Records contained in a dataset
##############################

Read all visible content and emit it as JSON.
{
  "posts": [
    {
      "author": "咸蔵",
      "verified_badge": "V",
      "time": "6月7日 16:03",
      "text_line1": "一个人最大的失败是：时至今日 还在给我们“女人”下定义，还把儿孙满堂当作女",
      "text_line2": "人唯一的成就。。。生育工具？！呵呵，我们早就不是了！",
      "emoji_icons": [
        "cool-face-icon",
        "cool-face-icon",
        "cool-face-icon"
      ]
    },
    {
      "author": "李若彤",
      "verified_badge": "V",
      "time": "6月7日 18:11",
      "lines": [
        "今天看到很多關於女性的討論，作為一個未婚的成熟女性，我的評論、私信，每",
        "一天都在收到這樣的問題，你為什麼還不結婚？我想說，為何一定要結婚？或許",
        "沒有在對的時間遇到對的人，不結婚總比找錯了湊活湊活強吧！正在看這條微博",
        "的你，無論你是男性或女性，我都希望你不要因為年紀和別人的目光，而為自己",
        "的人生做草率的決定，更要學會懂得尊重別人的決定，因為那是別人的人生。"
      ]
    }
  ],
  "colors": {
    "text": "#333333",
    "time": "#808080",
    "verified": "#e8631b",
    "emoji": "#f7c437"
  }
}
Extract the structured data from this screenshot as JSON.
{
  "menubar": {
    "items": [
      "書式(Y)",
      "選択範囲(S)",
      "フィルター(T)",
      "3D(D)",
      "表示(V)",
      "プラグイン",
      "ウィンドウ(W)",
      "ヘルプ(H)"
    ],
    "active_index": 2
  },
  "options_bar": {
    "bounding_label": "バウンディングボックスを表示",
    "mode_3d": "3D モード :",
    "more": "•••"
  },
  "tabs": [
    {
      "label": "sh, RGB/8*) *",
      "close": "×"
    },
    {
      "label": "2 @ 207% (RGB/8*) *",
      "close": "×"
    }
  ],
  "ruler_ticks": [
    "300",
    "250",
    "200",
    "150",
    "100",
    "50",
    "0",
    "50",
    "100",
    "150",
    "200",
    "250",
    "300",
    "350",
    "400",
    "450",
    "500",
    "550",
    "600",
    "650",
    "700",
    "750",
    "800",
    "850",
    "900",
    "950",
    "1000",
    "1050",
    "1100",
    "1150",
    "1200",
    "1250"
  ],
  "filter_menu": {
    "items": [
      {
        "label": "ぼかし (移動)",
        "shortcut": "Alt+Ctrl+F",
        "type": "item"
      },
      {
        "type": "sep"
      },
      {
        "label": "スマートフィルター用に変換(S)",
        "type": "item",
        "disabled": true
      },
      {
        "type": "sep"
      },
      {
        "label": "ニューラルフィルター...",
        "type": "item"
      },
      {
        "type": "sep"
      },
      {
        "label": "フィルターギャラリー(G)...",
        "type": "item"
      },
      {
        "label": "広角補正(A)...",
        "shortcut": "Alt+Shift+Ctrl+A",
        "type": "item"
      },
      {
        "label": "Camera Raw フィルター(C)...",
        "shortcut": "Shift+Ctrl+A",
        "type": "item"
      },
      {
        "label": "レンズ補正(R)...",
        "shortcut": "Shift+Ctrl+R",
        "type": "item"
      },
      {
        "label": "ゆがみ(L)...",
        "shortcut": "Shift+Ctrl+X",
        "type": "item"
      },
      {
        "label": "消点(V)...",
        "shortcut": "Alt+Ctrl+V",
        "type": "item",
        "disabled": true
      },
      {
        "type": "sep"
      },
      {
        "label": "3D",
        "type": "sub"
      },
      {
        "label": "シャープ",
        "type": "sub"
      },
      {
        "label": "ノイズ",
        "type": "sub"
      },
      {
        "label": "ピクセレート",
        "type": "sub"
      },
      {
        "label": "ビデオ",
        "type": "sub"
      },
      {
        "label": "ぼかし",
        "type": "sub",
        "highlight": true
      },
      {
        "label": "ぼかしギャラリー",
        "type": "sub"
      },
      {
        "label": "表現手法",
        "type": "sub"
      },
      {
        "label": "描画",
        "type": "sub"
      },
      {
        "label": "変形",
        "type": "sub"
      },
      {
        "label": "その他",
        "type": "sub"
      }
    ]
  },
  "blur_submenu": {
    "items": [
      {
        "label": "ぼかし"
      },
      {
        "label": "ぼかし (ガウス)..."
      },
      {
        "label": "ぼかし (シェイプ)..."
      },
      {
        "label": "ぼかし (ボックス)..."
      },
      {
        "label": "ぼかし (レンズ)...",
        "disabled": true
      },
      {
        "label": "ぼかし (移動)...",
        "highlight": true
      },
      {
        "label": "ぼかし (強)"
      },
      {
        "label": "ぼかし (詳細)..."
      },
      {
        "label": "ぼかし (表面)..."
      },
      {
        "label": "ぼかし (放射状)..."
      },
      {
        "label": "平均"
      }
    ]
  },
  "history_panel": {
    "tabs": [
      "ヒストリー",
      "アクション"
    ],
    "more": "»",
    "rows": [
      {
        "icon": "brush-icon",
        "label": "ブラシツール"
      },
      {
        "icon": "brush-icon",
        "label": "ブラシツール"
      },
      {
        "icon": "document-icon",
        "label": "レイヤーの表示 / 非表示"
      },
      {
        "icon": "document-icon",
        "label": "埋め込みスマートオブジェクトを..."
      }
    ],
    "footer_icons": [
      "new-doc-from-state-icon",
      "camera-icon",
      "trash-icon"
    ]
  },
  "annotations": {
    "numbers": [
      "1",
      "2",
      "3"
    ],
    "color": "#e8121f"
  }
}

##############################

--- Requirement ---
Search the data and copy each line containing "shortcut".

--- Solution to this problem ---
        "shortcut": "Alt+Ctrl+F",
        "shortcut": "Alt+Shift+Ctrl+A",
        "shortcut": "Shift+Ctrl+A",
        "shortcut": "Shift+Ctrl+R",
        "shortcut": "Shift+Ctrl+X",
        "shortcut": "Alt+Ctrl+V",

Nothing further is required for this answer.